- _ACTIVITY_
If a line in the records contains the string "Meeting", show that line.

- _DATA SUPPLIED_
==========

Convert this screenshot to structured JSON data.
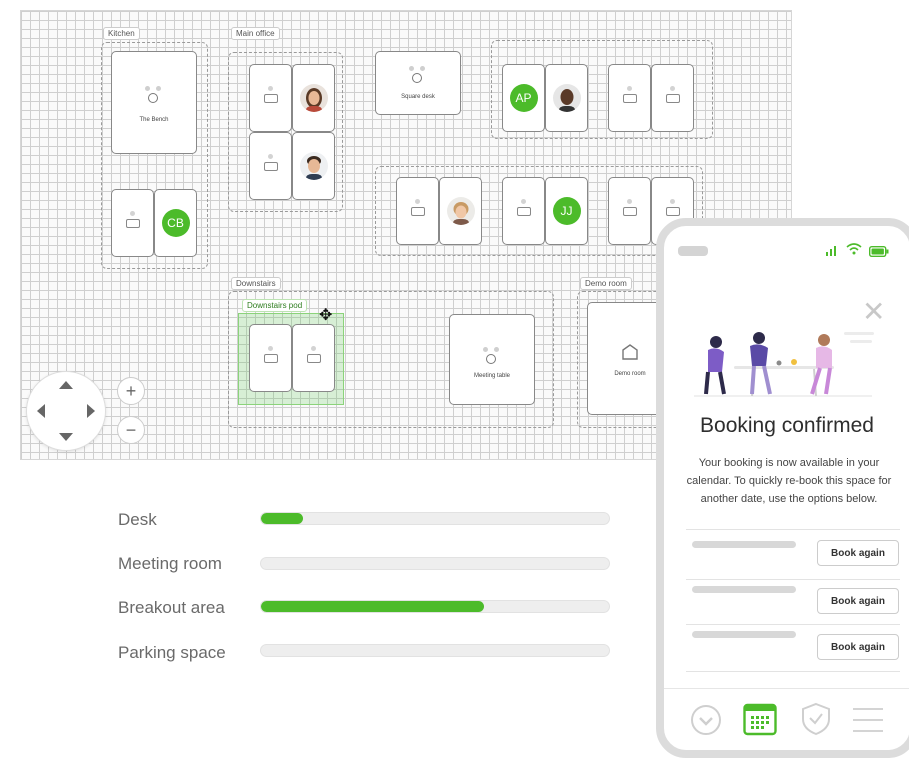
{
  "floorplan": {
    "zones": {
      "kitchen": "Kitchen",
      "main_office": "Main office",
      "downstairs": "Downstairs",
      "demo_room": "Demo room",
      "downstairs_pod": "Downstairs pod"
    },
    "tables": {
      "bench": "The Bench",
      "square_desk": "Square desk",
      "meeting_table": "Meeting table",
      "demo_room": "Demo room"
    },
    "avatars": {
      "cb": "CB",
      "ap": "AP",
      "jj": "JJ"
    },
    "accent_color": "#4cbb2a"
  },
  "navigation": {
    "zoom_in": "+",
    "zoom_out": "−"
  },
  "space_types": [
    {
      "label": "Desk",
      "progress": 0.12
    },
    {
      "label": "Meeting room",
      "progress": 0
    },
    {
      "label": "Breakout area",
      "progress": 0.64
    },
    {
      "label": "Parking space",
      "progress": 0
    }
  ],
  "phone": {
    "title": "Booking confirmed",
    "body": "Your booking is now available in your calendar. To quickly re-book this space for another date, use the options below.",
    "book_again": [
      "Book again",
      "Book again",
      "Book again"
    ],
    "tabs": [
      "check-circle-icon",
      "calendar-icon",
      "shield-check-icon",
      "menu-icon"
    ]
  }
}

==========

- _RESPONSE FOR THIS EXERCISE_
      "meeting_table": "Meeting table",
      "label": "Meeting room",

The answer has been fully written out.